• **THE TASK**: Leave out the images and set down the records below exactly.

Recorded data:

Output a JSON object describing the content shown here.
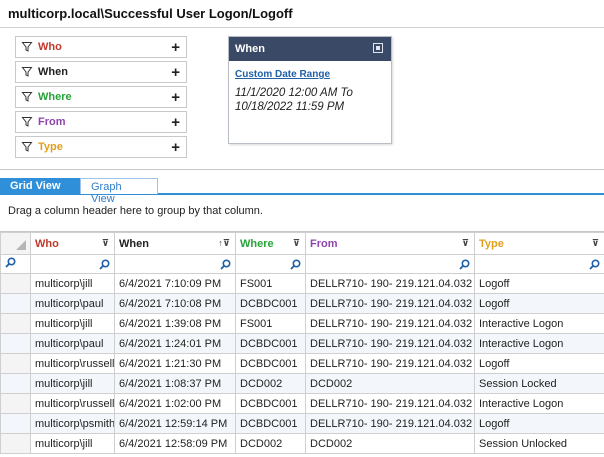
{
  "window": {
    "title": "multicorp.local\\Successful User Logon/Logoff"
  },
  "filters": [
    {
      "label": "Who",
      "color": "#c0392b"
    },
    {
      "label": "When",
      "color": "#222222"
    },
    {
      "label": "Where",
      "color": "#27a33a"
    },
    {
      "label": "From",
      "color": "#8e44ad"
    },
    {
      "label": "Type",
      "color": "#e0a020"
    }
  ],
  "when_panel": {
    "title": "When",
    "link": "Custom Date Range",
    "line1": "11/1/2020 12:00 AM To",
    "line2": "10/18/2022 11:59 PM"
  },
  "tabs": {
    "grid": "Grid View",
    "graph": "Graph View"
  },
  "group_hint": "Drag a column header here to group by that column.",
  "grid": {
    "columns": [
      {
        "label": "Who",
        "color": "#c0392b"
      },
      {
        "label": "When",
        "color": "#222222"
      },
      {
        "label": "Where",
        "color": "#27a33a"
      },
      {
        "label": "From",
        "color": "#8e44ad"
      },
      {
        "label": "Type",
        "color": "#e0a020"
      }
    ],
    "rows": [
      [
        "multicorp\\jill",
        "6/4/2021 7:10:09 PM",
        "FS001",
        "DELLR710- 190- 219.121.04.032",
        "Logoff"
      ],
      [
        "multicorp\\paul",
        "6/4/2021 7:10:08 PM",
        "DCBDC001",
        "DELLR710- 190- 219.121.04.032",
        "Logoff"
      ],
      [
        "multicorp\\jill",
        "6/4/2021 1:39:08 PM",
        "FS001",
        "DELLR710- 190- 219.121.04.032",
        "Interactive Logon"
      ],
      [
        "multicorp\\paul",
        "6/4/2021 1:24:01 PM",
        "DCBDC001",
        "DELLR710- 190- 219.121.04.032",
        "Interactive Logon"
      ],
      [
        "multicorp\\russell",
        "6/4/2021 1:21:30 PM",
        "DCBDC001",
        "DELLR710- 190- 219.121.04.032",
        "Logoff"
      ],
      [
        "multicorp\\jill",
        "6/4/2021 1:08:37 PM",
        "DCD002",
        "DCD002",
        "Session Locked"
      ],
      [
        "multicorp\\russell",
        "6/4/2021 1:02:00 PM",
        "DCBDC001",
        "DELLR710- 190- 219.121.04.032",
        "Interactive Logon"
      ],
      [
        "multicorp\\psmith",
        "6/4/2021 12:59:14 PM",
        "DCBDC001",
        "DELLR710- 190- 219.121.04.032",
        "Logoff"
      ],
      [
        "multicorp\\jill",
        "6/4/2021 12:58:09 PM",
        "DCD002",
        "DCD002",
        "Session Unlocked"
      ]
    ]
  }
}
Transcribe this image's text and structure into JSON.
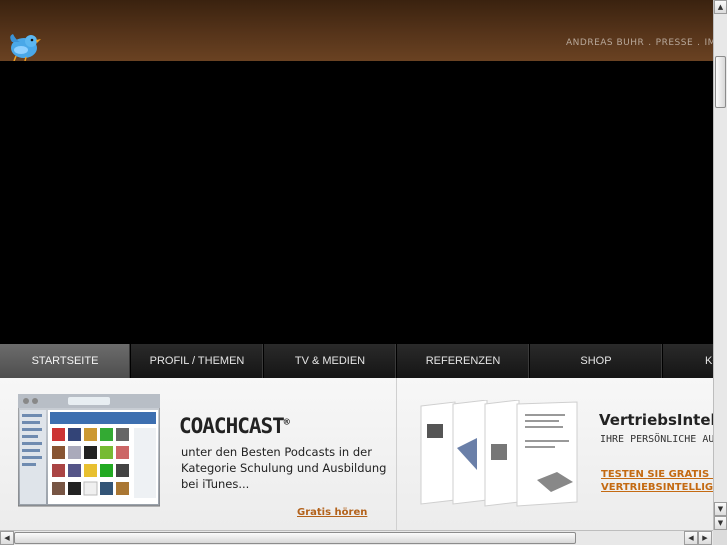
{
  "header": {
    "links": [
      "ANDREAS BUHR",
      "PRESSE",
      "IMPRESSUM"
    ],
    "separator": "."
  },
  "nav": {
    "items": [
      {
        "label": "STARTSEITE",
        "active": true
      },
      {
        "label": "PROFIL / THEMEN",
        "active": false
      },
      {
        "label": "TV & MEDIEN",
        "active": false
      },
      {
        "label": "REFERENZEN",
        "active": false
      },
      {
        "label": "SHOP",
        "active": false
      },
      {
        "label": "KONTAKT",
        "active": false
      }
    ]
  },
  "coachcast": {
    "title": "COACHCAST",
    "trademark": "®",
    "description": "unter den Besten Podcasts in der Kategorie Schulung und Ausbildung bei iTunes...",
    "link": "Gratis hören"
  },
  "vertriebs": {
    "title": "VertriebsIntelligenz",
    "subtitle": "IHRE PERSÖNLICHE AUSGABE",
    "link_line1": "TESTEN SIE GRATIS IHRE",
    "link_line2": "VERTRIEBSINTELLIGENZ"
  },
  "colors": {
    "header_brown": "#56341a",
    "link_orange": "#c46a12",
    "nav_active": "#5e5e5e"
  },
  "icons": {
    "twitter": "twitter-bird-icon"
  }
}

• **SOLUTION FOR THIS PROBLEM**:
Output a JSON object describing the content shown here.
{
  "window": {
    "title": "multicorp.local\\Successful User Logon/Logoff"
  },
  "filters": [
    {
      "label": "Who",
      "color": "#c0392b"
    },
    {
      "label": "When",
      "color": "#222222"
    },
    {
      "label": "Where",
      "color": "#27a33a"
    },
    {
      "label": "From",
      "color": "#8e44ad"
    },
    {
      "label": "Type",
      "color": "#e0a020"
    }
  ],
  "when_panel": {
    "title": "When",
    "link": "Custom Date Range",
    "line1": "11/1/2020 12:00 AM To",
    "line2": "10/18/2022 11:59 PM"
  },
  "tabs": {
    "grid": "Grid View",
    "graph": "Graph View"
  },
  "group_hint": "Drag a column header here to group by that column.",
  "grid": {
    "columns": [
      {
        "label": "Who",
        "color": "#c0392b"
      },
      {
        "label": "When",
        "color": "#222222"
      },
      {
        "label": "Where",
        "color": "#27a33a"
      },
      {
        "label": "From",
        "color": "#8e44ad"
      },
      {
        "label": "Type",
        "color": "#e0a020"
      }
    ],
    "rows": [
      [
        "multicorp\\jill",
        "6/4/2021 7:10:09 PM",
        "FS001",
        "DELLR710- 190- 219.121.04.032",
        "Logoff"
      ],
      [
        "multicorp\\paul",
        "6/4/2021 7:10:08 PM",
        "DCBDC001",
        "DELLR710- 190- 219.121.04.032",
        "Logoff"
      ],
      [
        "multicorp\\jill",
        "6/4/2021 1:39:08 PM",
        "FS001",
        "DELLR710- 190- 219.121.04.032",
        "Interactive Logon"
      ],
      [
        "multicorp\\paul",
        "6/4/2021 1:24:01 PM",
        "DCBDC001",
        "DELLR710- 190- 219.121.04.032",
        "Interactive Logon"
      ],
      [
        "multicorp\\russell",
        "6/4/2021 1:21:30 PM",
        "DCBDC001",
        "DELLR710- 190- 219.121.04.032",
        "Logoff"
      ],
      [
        "multicorp\\jill",
        "6/4/2021 1:08:37 PM",
        "DCD002",
        "DCD002",
        "Session Locked"
      ],
      [
        "multicorp\\russell",
        "6/4/2021 1:02:00 PM",
        "DCBDC001",
        "DELLR710- 190- 219.121.04.032",
        "Interactive Logon"
      ],
      [
        "multicorp\\psmith",
        "6/4/2021 12:59:14 PM",
        "DCBDC001",
        "DELLR710- 190- 219.121.04.032",
        "Logoff"
      ],
      [
        "multicorp\\jill",
        "6/4/2021 12:58:09 PM",
        "DCD002",
        "DCD002",
        "Session Unlocked"
      ]
    ]
  }
}
Transcribe this image's text and structure into JSON.
{
  "header": {
    "links": [
      "ANDREAS BUHR",
      "PRESSE",
      "IMPRESSUM"
    ],
    "separator": "."
  },
  "nav": {
    "items": [
      {
        "label": "STARTSEITE",
        "active": true
      },
      {
        "label": "PROFIL / THEMEN",
        "active": false
      },
      {
        "label": "TV & MEDIEN",
        "active": false
      },
      {
        "label": "REFERENZEN",
        "active": false
      },
      {
        "label": "SHOP",
        "active": false
      },
      {
        "label": "KONTAKT",
        "active": false
      }
    ]
  },
  "coachcast": {
    "title": "COACHCAST",
    "trademark": "®",
    "description": "unter den Besten Podcasts in der Kategorie Schulung und Ausbildung bei iTunes...",
    "link": "Gratis hören"
  },
  "vertriebs": {
    "title": "VertriebsIntelligenz",
    "subtitle": "IHRE PERSÖNLICHE AUSGABE",
    "link_line1": "TESTEN SIE GRATIS IHRE",
    "link_line2": "VERTRIEBSINTELLIGENZ"
  },
  "colors": {
    "header_brown": "#56341a",
    "link_orange": "#c46a12",
    "nav_active": "#5e5e5e"
  },
  "icons": {
    "twitter": "twitter-bird-icon"
  }
}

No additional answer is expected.